I grew up hearing many quirky sayings, “Children should be seen and not heard,” “Money doesn’t grow on trees,” and another one that sticks out is "God gave you two ears and one mouth, so you ought to listen twice as much as you speak." Well, maybe that last one is not so quirky. When you need to have the talk about money with your spouse and family, you need to do both, listen and speak, so that you are heard and understood.

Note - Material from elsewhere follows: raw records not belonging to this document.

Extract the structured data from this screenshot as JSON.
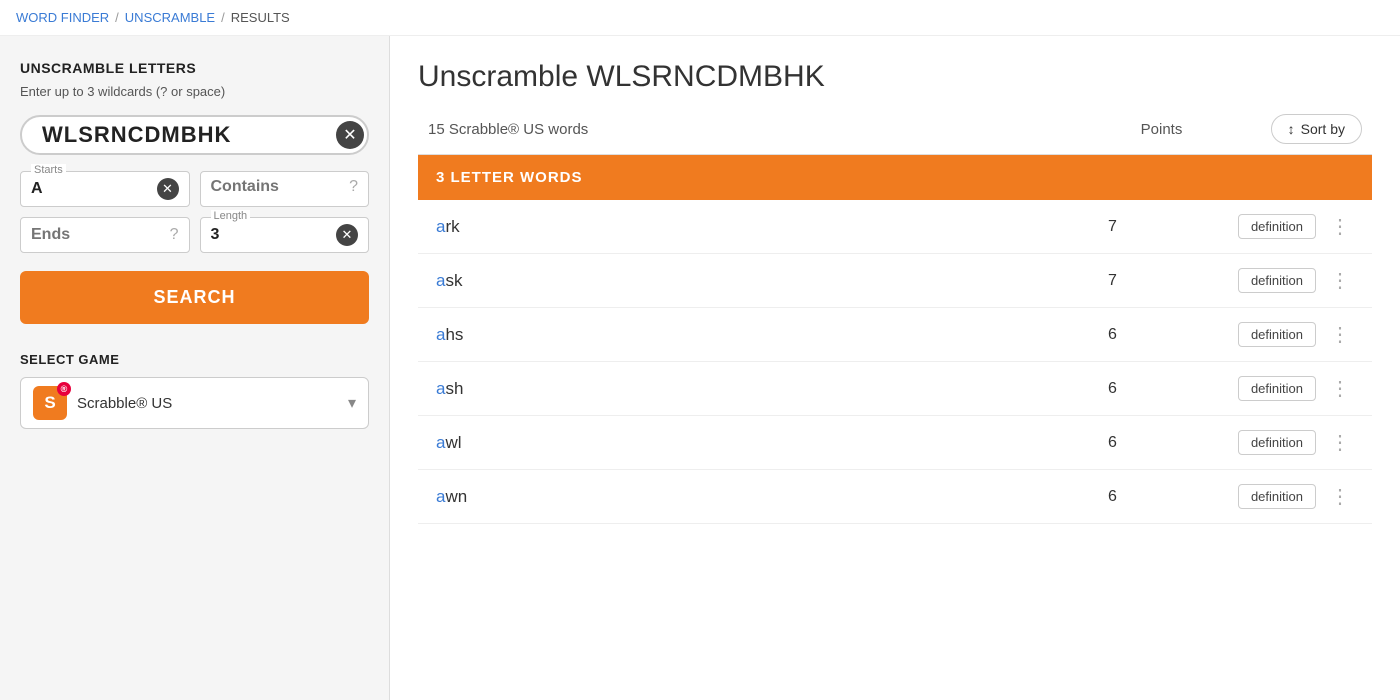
{
  "breadcrumb": {
    "items": [
      {
        "label": "WORD FINDER",
        "href": "#"
      },
      {
        "label": "UNSCRAMBLE",
        "href": "#"
      },
      {
        "label": "RESULTS",
        "href": null
      }
    ]
  },
  "sidebar": {
    "title": "UNSCRAMBLE LETTERS",
    "subtitle": "Enter up to 3 wildcards (? or space)",
    "letter_input": {
      "value": "WLSRNCDMBHK",
      "placeholder": "Enter letters..."
    },
    "starts_label": "Starts",
    "starts_value": "A",
    "contains_label": "Contains",
    "ends_label": "Ends",
    "length_label": "Length",
    "length_value": "3",
    "search_button": "SEARCH",
    "select_game_title": "SELECT GAME",
    "game_name": "Scrabble® US"
  },
  "results": {
    "title": "Unscramble WLSRNCDMBHK",
    "count_label": "15 Scrabble® US words",
    "points_col_label": "Points",
    "sort_by_label": "Sort by",
    "category_label": "3 LETTER WORDS",
    "words": [
      {
        "text": "ark",
        "first_letter": "a",
        "rest": "rk",
        "points": 7,
        "def_label": "definition"
      },
      {
        "text": "ask",
        "first_letter": "a",
        "rest": "sk",
        "points": 7,
        "def_label": "definition"
      },
      {
        "text": "ahs",
        "first_letter": "a",
        "rest": "hs",
        "points": 6,
        "def_label": "definition"
      },
      {
        "text": "ash",
        "first_letter": "a",
        "rest": "sh",
        "points": 6,
        "def_label": "definition"
      },
      {
        "text": "awl",
        "first_letter": "a",
        "rest": "wl",
        "points": 6,
        "def_label": "definition"
      },
      {
        "text": "awn",
        "first_letter": "a",
        "rest": "wn",
        "points": 6,
        "def_label": "definition"
      }
    ]
  }
}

I was privileged to be interviewed for an article published for Financial Planning Standards Council on this very topic. Talking about money with family members is not easy but “not talking” is by far worse. Without the important conversations, misunderstandings are bound to occur. Dropping subtle hints about your goals and dreams or expecting others to read your mind are only wishful strategies on your part. It’s okay to be afraid but don’t let fear stop you from starting the conversation. Take charge. I hope you can glean some valuable information from the following article.
Is it time for ‘the talk’ about money?
Money is the last taboo – or so seems. It’s a sticky subject we just don’t like to talk about. But there comes a time when there’s simply no option left but to jump in and hash it out.
It may be asking for a raise, reining in an overspending partner, estate planning with aging parents, or teaching children about debt. Delores Moskal, a CERTIFIED FINANCIAL PLANNER® professional with Cornerstone Credit Union in Yorkton, Sask. cautions that no matter the situation, leaving ‘the talk’ for too long brings consequences:
- unrealized goals
- creditors at the door
- delayed retirement
- marital friction
When a couple has different spending and saving habits, it can jeopardize financial security, leave dreams unfulfilled, and cause marital tension. Failing to discuss estate plans with parents can cause sibling strife and mounting legal fees after their deaths. And, allowing children to run up credit card debt and cell phone bills starts them on a negative footing before they even begin to face the many other challenges of adulthood.
So just how do you start a conversation about money?
It’s not personal, it’s business
When it comes to asking for a raise or negotiating a contract, check your ego at the door and take emotion out of the equation. You may have done a great job and deserve a raise, but you have to be able to back it up. Outline accomplishments and how they’ve contributed to the bottom line by saving money or generating revenue. Taking a business approach is more likely to bring positive results.
It’s all in the family
For families, it’s about having a reality check and discussing what-ifs, says Ms. Moskal. Most people don’t plan for the unexpected like job loss, the arrival of twins or a serious illness. Others haven’t talked about buying a home or sending children to university. These are all issues that need to be discussed and planned for early.
“A neutral, non-judgmental third party can help start the conversation,” she says. “Having a referee in your corner can help prevent arguments from escalating and help uncover the path forward together.”
A financial planner, for example, can take a holistic look at the situation and help families gain a better understanding of income and expenditures, establish mutually agreed upon goals, and identify areas where actions can be taken to achieve those goals.
The upside of having ‘the talk’?
- Relationships are more harmonious.
- Dreams are achieved faster.
- A career is more rewarding.
- And, you’re setting a great example for your children.